§ Data to examine
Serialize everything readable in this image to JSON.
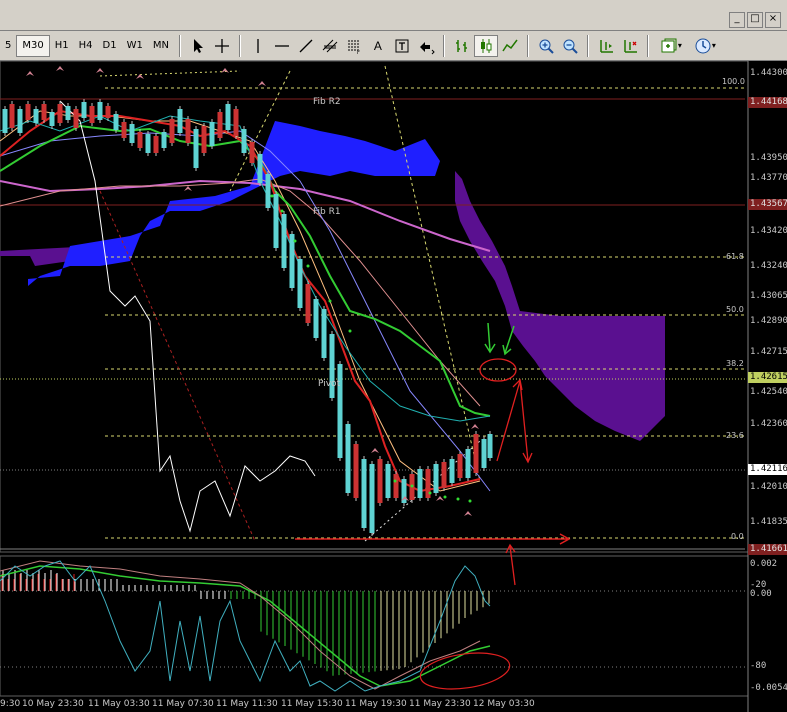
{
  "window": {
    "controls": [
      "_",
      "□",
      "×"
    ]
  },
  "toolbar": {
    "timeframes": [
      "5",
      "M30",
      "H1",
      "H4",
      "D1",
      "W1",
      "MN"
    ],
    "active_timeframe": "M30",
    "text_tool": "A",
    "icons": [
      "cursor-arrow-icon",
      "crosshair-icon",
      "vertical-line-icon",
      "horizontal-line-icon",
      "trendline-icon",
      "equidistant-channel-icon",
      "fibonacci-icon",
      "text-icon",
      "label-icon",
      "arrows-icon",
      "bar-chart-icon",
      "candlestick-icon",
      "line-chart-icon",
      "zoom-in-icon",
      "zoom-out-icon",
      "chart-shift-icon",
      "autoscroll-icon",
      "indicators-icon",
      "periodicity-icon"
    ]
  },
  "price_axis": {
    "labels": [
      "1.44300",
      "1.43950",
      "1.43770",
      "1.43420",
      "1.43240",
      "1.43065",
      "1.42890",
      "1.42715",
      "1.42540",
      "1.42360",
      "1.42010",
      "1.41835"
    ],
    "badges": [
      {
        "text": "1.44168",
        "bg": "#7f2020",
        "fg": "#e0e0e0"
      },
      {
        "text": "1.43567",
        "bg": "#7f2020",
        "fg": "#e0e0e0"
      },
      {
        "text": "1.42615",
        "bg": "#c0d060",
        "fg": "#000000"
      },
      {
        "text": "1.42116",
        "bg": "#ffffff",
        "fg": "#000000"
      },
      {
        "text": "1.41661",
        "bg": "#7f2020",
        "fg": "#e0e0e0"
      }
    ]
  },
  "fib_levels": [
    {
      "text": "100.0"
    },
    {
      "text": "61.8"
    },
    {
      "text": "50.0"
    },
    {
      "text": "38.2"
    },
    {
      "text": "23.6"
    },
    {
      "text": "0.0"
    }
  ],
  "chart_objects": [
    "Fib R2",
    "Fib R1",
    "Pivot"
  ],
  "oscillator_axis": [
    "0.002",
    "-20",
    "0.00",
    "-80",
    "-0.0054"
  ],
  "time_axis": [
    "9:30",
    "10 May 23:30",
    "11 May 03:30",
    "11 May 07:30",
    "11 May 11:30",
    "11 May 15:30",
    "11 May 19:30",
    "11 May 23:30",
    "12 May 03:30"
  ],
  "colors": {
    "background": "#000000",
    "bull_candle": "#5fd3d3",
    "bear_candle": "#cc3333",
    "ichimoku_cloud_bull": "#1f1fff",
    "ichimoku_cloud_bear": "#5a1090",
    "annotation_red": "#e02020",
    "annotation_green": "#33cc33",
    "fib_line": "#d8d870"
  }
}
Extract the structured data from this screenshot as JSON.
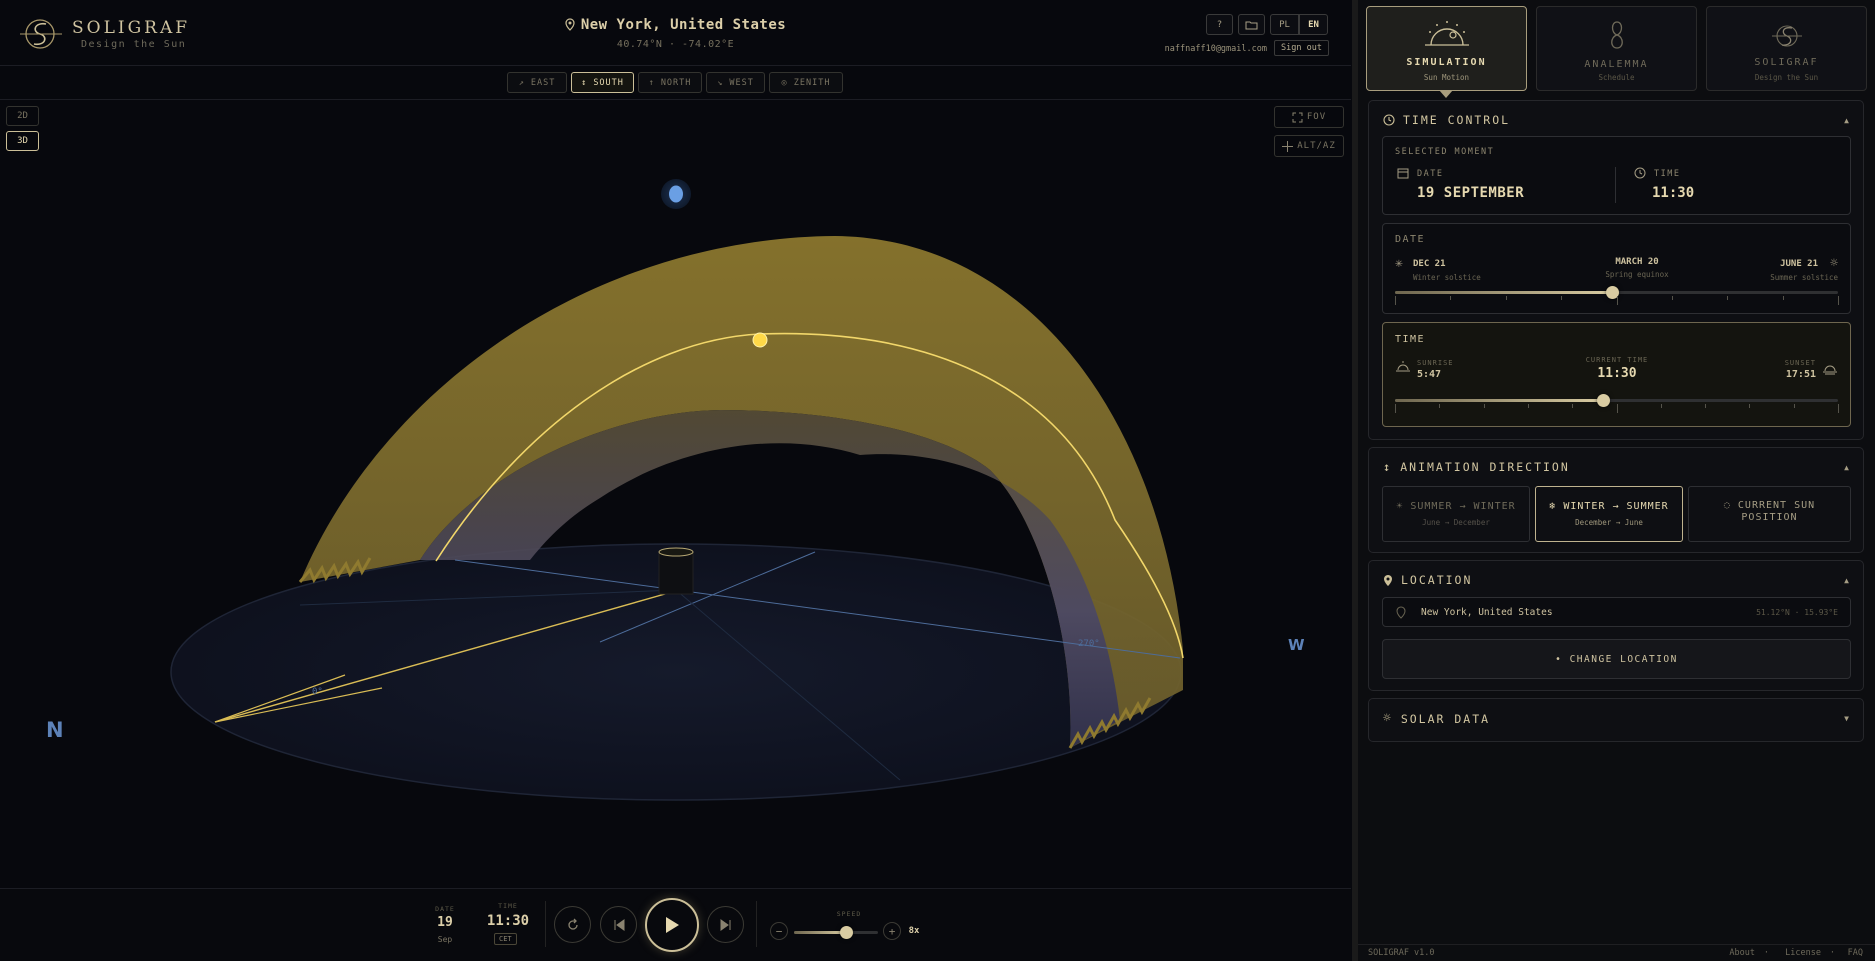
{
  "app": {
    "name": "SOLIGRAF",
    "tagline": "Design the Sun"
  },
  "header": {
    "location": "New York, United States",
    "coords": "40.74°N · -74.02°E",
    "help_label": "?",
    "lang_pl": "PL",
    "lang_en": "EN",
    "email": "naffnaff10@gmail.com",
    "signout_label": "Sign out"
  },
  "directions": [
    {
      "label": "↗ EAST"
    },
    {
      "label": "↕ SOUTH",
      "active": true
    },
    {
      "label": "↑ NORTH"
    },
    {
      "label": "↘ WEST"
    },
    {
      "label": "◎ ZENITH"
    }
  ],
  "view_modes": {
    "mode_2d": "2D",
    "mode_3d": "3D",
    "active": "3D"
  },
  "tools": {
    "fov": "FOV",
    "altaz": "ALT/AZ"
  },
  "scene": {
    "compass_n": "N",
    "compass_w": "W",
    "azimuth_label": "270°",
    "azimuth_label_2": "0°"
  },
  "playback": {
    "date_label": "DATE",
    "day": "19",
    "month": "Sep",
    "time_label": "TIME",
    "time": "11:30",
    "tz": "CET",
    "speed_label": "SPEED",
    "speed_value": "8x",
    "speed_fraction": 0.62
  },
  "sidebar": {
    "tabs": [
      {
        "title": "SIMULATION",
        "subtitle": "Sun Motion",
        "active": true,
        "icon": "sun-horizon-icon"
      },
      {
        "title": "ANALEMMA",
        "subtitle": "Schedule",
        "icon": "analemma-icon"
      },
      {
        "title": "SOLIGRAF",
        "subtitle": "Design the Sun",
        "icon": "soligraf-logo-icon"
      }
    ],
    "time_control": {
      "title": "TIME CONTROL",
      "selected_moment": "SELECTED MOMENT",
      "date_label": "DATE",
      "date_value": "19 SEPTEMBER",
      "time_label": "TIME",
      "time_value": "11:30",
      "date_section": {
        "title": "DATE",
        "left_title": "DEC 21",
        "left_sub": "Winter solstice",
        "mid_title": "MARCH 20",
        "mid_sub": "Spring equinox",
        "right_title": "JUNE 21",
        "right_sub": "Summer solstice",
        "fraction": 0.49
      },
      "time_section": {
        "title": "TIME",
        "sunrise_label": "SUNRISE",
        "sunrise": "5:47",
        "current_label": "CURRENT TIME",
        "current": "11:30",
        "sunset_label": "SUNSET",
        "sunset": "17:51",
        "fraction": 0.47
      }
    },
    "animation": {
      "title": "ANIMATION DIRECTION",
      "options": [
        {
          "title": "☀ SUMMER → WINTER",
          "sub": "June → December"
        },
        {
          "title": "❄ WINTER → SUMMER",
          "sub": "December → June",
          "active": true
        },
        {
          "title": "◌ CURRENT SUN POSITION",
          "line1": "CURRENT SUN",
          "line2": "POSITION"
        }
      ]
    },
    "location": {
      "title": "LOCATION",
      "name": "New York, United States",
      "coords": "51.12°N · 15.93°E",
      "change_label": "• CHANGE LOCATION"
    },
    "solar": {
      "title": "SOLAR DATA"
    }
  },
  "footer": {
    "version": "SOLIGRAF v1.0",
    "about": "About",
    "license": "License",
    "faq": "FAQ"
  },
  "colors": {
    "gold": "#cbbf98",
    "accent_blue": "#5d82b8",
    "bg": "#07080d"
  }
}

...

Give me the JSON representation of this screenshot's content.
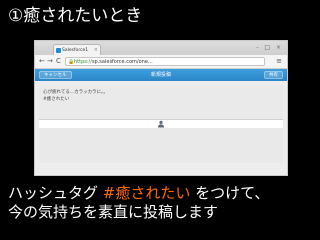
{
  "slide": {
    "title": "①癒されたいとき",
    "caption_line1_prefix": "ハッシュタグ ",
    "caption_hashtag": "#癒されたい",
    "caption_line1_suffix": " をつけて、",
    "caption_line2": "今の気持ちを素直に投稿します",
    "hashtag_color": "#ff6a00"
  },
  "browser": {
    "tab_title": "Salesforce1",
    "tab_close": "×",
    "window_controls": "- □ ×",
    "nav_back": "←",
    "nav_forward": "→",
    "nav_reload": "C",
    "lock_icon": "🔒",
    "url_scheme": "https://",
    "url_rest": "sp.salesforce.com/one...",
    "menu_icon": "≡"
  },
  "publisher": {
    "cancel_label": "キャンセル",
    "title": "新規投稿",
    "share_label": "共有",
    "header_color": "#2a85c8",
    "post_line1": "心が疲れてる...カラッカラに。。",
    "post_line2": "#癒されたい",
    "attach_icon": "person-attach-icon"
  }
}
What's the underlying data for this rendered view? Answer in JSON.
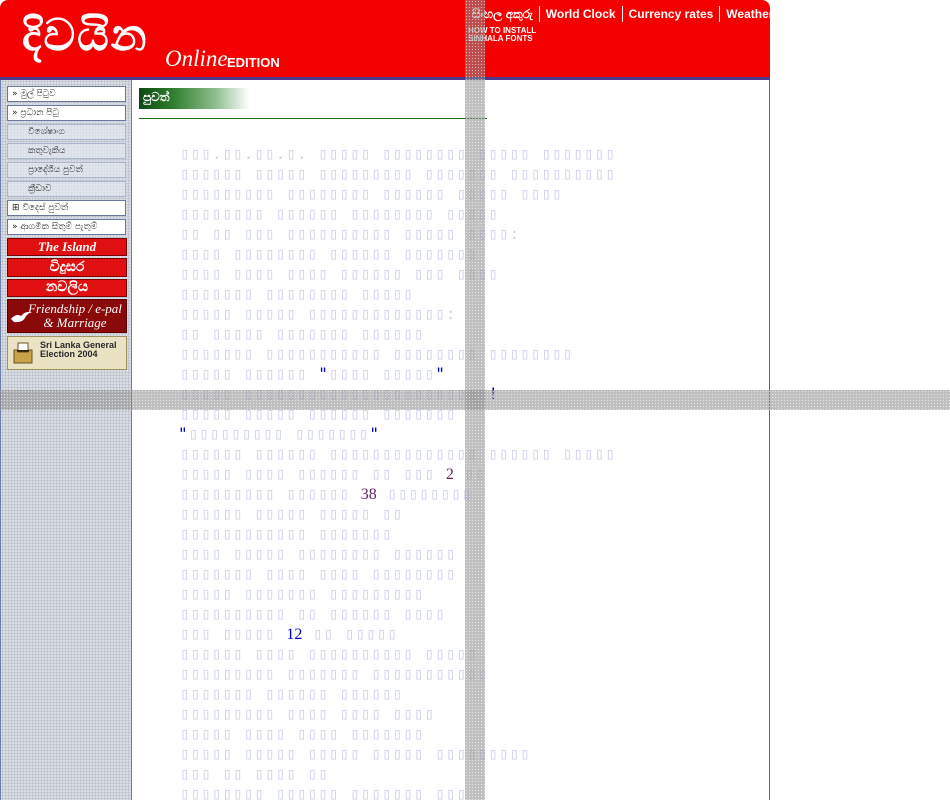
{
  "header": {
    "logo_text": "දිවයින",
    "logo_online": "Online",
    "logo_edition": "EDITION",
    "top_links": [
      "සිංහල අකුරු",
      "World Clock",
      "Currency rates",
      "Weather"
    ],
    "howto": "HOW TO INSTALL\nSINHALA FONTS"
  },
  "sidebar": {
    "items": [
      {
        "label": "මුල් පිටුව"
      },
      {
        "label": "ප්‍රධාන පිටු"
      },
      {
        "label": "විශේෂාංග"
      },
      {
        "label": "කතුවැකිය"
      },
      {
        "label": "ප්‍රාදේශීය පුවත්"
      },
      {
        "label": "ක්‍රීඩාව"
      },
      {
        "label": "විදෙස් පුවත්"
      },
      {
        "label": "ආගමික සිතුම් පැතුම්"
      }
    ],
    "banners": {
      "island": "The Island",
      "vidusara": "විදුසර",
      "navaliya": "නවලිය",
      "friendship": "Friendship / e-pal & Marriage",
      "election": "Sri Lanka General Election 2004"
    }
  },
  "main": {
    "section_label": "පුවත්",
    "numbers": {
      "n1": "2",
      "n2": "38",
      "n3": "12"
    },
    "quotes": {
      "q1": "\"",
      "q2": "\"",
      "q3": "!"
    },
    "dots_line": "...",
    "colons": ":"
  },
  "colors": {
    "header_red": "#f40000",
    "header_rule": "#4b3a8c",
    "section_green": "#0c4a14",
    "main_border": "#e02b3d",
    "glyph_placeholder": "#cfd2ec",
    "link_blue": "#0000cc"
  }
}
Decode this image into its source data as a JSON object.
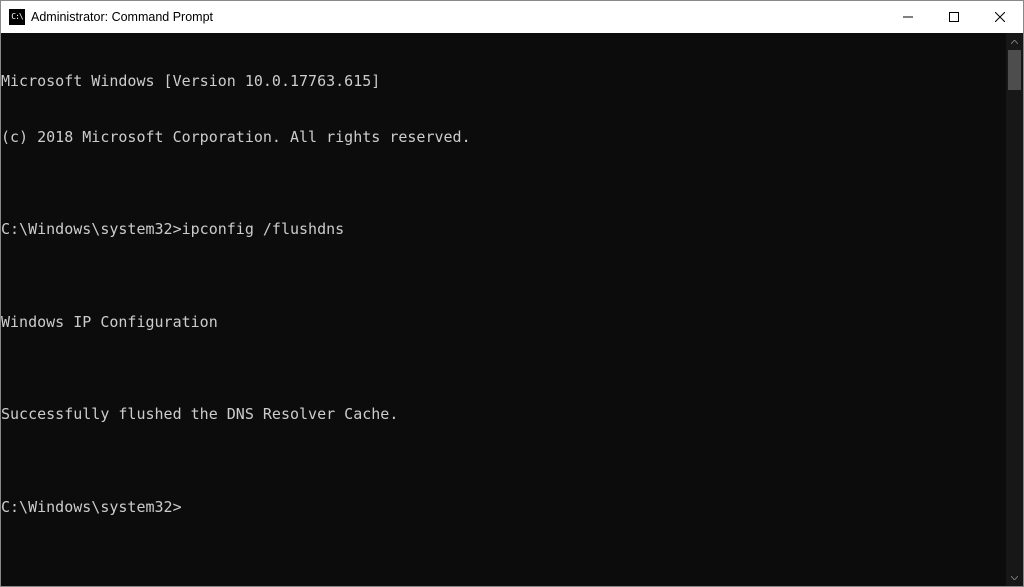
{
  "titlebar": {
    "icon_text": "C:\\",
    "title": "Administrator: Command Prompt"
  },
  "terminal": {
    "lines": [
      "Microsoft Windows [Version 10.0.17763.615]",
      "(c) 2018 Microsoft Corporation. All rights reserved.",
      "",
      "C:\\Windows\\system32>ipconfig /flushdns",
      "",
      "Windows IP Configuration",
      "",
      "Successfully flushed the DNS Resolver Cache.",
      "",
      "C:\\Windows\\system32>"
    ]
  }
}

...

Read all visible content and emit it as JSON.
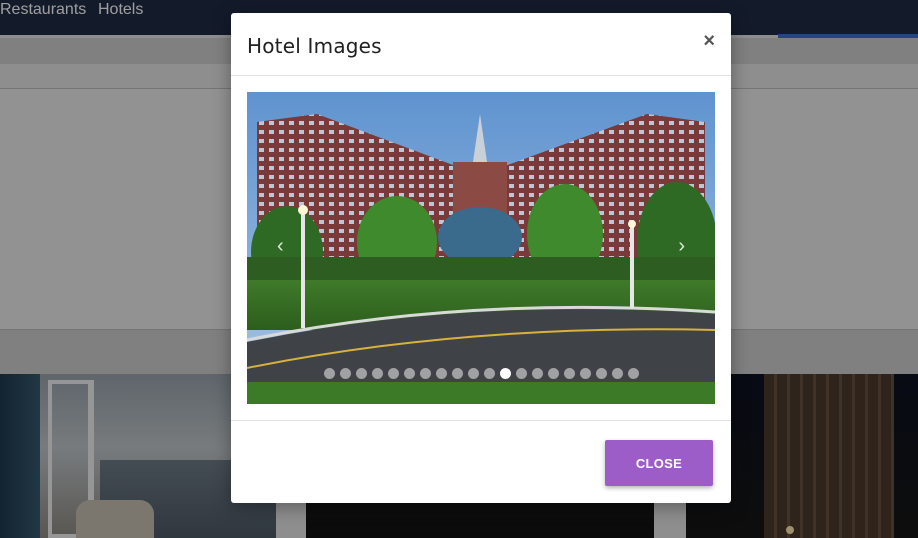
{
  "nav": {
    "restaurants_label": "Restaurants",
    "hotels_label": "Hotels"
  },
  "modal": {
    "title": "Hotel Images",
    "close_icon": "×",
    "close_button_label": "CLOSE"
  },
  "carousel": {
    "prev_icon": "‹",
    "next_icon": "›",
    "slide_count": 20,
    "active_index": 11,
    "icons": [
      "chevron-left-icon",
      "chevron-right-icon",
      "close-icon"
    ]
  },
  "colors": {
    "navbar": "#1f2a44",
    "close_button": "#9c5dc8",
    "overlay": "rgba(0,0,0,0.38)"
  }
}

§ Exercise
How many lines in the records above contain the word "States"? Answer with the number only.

§ Task response
2